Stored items

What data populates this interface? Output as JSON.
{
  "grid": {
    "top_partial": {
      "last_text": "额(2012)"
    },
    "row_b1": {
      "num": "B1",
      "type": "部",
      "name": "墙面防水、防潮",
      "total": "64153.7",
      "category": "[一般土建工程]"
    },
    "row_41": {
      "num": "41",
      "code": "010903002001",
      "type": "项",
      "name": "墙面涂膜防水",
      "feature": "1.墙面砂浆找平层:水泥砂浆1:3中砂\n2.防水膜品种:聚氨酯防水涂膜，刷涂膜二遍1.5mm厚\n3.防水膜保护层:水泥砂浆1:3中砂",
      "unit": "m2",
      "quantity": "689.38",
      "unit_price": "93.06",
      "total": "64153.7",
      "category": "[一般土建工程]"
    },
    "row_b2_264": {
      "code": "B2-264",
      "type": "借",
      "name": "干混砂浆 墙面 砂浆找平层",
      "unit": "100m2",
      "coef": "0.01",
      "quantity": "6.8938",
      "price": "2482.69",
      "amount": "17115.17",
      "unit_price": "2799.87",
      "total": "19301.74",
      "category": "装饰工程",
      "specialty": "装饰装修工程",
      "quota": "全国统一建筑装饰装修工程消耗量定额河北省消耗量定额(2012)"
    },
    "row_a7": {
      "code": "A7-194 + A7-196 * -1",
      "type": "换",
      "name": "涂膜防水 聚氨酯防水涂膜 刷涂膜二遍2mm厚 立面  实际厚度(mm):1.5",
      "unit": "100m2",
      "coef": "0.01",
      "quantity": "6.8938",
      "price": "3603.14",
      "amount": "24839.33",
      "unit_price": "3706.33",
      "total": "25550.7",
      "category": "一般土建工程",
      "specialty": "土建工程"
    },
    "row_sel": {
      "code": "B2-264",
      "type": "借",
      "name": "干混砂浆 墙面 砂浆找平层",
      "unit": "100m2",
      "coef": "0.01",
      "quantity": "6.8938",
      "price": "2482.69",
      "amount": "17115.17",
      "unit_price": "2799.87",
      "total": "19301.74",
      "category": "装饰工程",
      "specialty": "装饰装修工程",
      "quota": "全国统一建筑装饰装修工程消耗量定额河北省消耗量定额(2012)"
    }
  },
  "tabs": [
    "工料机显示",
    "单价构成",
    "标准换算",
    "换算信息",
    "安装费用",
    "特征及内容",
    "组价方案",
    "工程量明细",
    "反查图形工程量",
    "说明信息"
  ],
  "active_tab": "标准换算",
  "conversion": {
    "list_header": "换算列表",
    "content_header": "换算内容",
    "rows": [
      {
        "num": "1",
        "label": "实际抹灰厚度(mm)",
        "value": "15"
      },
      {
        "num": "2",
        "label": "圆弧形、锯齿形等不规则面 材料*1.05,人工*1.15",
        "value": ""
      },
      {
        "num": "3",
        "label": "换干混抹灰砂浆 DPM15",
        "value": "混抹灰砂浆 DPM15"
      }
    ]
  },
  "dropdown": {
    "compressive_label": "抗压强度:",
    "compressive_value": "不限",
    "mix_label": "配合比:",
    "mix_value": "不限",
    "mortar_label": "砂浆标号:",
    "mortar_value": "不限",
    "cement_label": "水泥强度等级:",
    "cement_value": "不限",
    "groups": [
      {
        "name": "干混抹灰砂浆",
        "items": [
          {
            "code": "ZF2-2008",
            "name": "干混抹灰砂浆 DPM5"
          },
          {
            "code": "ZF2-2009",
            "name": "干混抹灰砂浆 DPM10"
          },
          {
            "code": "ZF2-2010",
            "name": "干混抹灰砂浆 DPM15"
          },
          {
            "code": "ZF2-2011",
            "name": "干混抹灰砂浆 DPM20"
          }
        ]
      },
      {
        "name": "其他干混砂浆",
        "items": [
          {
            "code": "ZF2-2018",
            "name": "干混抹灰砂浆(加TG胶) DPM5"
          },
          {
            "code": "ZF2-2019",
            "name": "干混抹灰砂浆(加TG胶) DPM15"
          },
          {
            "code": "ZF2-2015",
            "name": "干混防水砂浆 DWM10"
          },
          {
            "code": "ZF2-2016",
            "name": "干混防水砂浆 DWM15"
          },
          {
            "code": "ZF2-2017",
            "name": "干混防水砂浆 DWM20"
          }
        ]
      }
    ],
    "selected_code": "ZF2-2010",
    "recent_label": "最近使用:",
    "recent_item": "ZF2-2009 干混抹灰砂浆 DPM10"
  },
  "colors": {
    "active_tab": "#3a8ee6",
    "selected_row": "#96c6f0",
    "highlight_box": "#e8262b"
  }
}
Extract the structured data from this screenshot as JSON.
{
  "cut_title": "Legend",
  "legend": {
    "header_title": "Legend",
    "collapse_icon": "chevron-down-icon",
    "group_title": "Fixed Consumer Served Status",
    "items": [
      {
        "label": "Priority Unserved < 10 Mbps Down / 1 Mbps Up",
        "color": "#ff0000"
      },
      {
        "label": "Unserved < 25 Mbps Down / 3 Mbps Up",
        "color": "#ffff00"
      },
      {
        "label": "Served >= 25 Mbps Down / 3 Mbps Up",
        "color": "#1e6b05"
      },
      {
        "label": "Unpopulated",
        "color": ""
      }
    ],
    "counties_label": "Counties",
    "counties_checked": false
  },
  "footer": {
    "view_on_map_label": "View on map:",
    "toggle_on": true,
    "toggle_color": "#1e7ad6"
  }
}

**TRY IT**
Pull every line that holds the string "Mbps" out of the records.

**OUTPUT OF THE EXERCISE**
        "label": "Priority Unserved < 10 Mbps Down / 1 Mbps Up",
        "label": "Unserved < 25 Mbps Down / 3 Mbps Up",
        "label": "Served >= 25 Mbps Down / 3 Mbps Up",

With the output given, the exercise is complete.